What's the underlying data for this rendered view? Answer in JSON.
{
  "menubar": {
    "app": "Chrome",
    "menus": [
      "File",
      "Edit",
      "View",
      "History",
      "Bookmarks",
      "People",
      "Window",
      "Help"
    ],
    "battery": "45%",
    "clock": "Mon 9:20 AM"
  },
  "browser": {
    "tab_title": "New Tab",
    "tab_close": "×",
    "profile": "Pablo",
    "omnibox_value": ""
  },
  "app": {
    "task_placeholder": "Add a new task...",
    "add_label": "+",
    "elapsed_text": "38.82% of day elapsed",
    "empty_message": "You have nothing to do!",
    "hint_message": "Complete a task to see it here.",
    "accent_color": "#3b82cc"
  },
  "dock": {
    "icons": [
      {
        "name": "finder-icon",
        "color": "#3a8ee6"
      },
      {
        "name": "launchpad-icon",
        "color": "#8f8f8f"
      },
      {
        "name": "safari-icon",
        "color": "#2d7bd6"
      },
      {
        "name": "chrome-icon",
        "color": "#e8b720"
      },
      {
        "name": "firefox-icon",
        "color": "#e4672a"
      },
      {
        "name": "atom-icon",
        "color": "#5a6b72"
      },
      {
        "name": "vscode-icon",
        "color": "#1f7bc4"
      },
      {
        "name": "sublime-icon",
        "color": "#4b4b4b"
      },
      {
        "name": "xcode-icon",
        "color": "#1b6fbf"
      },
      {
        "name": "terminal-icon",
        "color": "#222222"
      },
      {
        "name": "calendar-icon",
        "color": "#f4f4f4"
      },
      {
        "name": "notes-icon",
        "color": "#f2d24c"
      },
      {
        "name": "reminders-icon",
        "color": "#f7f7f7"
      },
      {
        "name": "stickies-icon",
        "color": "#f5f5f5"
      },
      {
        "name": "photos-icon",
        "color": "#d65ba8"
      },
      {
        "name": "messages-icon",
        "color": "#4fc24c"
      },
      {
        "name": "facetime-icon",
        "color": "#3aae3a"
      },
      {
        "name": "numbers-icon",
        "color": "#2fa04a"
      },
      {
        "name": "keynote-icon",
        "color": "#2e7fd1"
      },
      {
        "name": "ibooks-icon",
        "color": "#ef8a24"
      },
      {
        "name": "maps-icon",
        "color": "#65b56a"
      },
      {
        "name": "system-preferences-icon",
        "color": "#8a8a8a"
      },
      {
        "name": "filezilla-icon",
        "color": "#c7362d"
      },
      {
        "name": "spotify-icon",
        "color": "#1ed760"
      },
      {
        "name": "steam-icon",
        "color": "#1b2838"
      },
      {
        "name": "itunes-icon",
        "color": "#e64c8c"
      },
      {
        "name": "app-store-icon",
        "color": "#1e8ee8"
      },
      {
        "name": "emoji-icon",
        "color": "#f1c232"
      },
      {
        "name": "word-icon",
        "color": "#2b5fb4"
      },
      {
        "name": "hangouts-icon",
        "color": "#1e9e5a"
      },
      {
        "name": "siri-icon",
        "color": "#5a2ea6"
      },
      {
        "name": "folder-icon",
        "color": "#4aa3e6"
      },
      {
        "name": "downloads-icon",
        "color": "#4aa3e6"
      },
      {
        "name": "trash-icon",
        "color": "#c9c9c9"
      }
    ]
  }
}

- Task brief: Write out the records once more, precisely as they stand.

- Output below:
What's the underlying data for this rendered view? Answer in JSON.
{
  "menubar": {
    "app": "Chrome",
    "menus": [
      "File",
      "Edit",
      "View",
      "History",
      "Bookmarks",
      "People",
      "Window",
      "Help"
    ],
    "battery": "45%",
    "clock": "Mon 9:20 AM"
  },
  "browser": {
    "tab_title": "New Tab",
    "tab_close": "×",
    "profile": "Pablo",
    "omnibox_value": ""
  },
  "app": {
    "task_placeholder": "Add a new task...",
    "add_label": "+",
    "elapsed_text": "38.82% of day elapsed",
    "empty_message": "You have nothing to do!",
    "hint_message": "Complete a task to see it here.",
    "accent_color": "#3b82cc"
  },
  "dock": {
    "icons": [
      {
        "name": "finder-icon",
        "color": "#3a8ee6"
      },
      {
        "name": "launchpad-icon",
        "color": "#8f8f8f"
      },
      {
        "name": "safari-icon",
        "color": "#2d7bd6"
      },
      {
        "name": "chrome-icon",
        "color": "#e8b720"
      },
      {
        "name": "firefox-icon",
        "color": "#e4672a"
      },
      {
        "name": "atom-icon",
        "color": "#5a6b72"
      },
      {
        "name": "vscode-icon",
        "color": "#1f7bc4"
      },
      {
        "name": "sublime-icon",
        "color": "#4b4b4b"
      },
      {
        "name": "xcode-icon",
        "color": "#1b6fbf"
      },
      {
        "name": "terminal-icon",
        "color": "#222222"
      },
      {
        "name": "calendar-icon",
        "color": "#f4f4f4"
      },
      {
        "name": "notes-icon",
        "color": "#f2d24c"
      },
      {
        "name": "reminders-icon",
        "color": "#f7f7f7"
      },
      {
        "name": "stickies-icon",
        "color": "#f5f5f5"
      },
      {
        "name": "photos-icon",
        "color": "#d65ba8"
      },
      {
        "name": "messages-icon",
        "color": "#4fc24c"
      },
      {
        "name": "facetime-icon",
        "color": "#3aae3a"
      },
      {
        "name": "numbers-icon",
        "color": "#2fa04a"
      },
      {
        "name": "keynote-icon",
        "color": "#2e7fd1"
      },
      {
        "name": "ibooks-icon",
        "color": "#ef8a24"
      },
      {
        "name": "maps-icon",
        "color": "#65b56a"
      },
      {
        "name": "system-preferences-icon",
        "color": "#8a8a8a"
      },
      {
        "name": "filezilla-icon",
        "color": "#c7362d"
      },
      {
        "name": "spotify-icon",
        "color": "#1ed760"
      },
      {
        "name": "steam-icon",
        "color": "#1b2838"
      },
      {
        "name": "itunes-icon",
        "color": "#e64c8c"
      },
      {
        "name": "app-store-icon",
        "color": "#1e8ee8"
      },
      {
        "name": "emoji-icon",
        "color": "#f1c232"
      },
      {
        "name": "word-icon",
        "color": "#2b5fb4"
      },
      {
        "name": "hangouts-icon",
        "color": "#1e9e5a"
      },
      {
        "name": "siri-icon",
        "color": "#5a2ea6"
      },
      {
        "name": "folder-icon",
        "color": "#4aa3e6"
      },
      {
        "name": "downloads-icon",
        "color": "#4aa3e6"
      },
      {
        "name": "trash-icon",
        "color": "#c9c9c9"
      }
    ]
  }
}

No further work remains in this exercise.